A suite of microwear studies has been undertaken on Scottish microliths and other artefact and debitage classes using both low-power (Bradley 1985; Finlayson 1990; Finlayson and Mithen 1997, Finlayson and Mithen 2000) and high-power microscopy techniques (e.g. Hardy 2004). These studies reveal the complexity of microlith function and the flexibility of composite implements and the role of unmodified pieces and as such offer strong caveats against uniform interpretations of artefact function.
Coarse stone and pebble tools, such as the distinctive so-called limpet hammers and limpet scoops were among the earliest forms identified from shell midden sites (Anderson 1898). There is considerable variety in the types and forms of coarse stone implements (hammerstones, anvils, pebble tools, etc.) recovered from sites and these have suffered from lack of field recognition and unsystematic analysis (Clarke 1990; 2009; section 4.1.1 above). A number of waisted pebbles found as surface finds in the Tweed Valley and interpreted as net sinkers have also traditionally been attributed to the period (Saville 2004c; Warren 2005). The question of whether pebble stone axeheads are an element of pre-Neolithic assemblages in Scotland is still debated (Saville 1994c; 2009). Other distinctive forms of coarse stone implements such as hollowed stone palettes have been recognised at a couple of sites (Finlay et al. 2003) and limited residue analysis has also been undertaken with mixed results (Finlay and Whitehead 2000). No decorated or incised pieces are as yet known from Scotland although these have been found elsewhere in the British Isles, for example at Rhuddlan, north Wales (Berridge with Roberts 1994) or the incised flint pebbles at Hengistbury Head, Dorset (Barton 1992).
Though the study of Mesolithic coarse stone tools has not flourished in the same way as that of flaked lithic assemblages it holds considerable potential, highlighted by the work of Clarke (2009). There has been no overall consistent methodological approach, nor has there been consensus regarding terminology, or approach in the recording of wear traces.

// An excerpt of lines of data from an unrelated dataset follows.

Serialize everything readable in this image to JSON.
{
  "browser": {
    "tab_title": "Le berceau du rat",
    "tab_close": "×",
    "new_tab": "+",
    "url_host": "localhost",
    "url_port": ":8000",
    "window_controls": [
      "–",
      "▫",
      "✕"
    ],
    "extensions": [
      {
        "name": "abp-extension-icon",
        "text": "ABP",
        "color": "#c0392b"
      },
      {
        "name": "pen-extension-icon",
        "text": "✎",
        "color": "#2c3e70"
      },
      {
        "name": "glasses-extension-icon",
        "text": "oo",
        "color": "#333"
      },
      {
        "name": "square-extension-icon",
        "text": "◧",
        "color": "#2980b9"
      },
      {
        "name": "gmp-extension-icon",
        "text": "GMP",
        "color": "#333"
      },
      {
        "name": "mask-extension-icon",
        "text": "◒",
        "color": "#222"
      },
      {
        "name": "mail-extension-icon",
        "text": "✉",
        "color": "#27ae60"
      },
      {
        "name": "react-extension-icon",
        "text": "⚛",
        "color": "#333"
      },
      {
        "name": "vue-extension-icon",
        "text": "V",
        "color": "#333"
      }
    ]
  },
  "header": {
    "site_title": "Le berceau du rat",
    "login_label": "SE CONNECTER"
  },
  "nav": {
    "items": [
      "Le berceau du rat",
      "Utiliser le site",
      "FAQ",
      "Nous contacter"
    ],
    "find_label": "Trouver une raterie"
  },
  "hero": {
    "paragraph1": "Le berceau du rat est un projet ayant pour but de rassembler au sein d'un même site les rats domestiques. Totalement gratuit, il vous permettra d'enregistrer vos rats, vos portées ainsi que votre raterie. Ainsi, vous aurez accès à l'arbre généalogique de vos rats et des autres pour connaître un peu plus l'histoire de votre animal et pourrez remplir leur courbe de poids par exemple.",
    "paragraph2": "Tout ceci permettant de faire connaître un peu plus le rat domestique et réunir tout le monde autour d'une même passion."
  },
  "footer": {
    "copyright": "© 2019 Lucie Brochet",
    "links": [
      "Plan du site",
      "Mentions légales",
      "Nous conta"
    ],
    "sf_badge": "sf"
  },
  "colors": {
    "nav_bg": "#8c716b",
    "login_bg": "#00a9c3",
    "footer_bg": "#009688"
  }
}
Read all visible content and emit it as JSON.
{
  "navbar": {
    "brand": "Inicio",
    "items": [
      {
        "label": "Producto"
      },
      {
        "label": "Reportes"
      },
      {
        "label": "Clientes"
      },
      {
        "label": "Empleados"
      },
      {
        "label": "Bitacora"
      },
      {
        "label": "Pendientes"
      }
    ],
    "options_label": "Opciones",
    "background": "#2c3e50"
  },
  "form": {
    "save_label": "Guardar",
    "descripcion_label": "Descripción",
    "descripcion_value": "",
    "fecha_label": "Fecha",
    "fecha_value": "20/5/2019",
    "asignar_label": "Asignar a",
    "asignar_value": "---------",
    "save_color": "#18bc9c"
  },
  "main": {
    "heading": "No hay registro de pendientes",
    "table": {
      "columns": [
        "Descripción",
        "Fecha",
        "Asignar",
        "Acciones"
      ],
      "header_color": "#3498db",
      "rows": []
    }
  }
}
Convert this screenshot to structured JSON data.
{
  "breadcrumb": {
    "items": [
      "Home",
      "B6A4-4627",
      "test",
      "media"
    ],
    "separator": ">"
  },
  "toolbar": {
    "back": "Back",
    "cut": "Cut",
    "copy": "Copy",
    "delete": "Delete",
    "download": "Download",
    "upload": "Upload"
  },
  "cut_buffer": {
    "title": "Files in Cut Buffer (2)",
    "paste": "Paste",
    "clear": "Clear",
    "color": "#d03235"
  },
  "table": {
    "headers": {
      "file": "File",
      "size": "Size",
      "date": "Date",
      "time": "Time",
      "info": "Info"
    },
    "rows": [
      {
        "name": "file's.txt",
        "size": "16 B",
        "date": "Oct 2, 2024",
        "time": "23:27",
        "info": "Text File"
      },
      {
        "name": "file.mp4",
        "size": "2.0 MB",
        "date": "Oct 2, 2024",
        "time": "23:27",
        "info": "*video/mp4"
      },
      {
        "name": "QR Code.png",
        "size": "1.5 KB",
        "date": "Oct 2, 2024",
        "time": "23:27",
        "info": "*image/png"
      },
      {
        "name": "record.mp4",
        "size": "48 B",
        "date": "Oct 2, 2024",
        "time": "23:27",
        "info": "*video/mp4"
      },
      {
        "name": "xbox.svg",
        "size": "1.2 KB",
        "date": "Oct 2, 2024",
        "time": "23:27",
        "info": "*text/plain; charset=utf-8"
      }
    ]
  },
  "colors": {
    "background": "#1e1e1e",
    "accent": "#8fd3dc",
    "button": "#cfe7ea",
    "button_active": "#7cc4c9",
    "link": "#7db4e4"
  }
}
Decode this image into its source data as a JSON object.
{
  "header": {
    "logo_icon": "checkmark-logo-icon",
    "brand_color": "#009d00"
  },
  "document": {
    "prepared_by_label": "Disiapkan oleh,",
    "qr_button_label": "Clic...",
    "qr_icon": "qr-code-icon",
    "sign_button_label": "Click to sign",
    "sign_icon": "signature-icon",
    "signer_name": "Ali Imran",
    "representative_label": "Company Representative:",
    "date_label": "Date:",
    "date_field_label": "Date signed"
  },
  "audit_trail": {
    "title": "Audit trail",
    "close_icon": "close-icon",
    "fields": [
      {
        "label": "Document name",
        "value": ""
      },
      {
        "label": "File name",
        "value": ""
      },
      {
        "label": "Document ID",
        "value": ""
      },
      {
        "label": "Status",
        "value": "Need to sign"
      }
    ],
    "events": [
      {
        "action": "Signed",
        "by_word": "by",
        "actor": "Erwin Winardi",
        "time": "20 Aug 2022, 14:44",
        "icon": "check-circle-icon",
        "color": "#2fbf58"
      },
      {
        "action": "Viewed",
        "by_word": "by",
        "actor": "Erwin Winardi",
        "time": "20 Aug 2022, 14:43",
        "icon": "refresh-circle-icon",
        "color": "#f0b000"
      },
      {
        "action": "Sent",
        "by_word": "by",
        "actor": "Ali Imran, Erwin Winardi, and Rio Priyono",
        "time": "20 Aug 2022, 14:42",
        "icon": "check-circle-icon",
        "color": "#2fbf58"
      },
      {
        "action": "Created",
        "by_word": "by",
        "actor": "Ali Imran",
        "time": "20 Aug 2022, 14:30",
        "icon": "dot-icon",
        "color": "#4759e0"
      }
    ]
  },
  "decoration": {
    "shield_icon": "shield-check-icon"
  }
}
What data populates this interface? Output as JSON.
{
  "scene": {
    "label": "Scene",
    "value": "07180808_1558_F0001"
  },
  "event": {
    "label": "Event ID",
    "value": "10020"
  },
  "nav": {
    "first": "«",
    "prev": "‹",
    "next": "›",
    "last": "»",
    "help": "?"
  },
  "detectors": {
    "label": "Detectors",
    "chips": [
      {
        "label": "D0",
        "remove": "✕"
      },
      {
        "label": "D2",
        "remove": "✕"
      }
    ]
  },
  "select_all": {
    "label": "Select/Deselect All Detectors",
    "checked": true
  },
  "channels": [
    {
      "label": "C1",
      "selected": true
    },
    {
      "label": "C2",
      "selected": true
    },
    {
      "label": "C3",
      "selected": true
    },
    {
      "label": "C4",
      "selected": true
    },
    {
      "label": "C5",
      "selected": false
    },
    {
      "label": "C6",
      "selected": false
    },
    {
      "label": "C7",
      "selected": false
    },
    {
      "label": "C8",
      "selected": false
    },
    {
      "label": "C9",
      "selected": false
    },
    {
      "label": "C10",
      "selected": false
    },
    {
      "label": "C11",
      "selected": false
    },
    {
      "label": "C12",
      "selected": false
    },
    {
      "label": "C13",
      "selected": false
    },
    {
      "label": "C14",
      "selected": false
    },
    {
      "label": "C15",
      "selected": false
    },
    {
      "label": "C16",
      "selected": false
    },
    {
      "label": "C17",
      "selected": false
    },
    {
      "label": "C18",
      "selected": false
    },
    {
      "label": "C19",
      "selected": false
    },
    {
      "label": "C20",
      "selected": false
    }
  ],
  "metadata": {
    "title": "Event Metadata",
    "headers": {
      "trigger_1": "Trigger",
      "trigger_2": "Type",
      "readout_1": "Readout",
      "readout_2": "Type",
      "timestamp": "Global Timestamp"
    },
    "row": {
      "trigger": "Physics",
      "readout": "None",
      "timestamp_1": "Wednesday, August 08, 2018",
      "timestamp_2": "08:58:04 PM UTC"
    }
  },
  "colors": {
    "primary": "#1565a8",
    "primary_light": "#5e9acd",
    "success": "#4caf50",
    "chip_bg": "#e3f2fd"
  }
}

The consequence is that stone tool catalogues which have been produced by various researchers over decades cannot be easily interrogated for intra-site comparisons.
Experimental approaches to pebble tools and associated bone and antler forms have also formed an important part of archaeological investigations, from the experimental use of concrete limpet hammers to knock limpets off rocks (Clark 1956) to more recent studies involving hide working (Griffitths and Bonsall 2001; Barlow and Mithen 2000; Birch 2009).
Other categories of stone finds include fire-cracked rocks and pieces of pumice. While not deliberately modified, fire-cracked rocks have tended to be overlooked and more systematic recovery and analysis of these pieces would be likely to yield enhanced understandings of Mesolithic pyrotechnologies. Pieces of modified and unmodified pumice are also infrequent finds (mostly on coastal west coast sites). Several of those that have been analysed are dated to particular volcanic eruptions which provide a useful dating control (Newton 1999).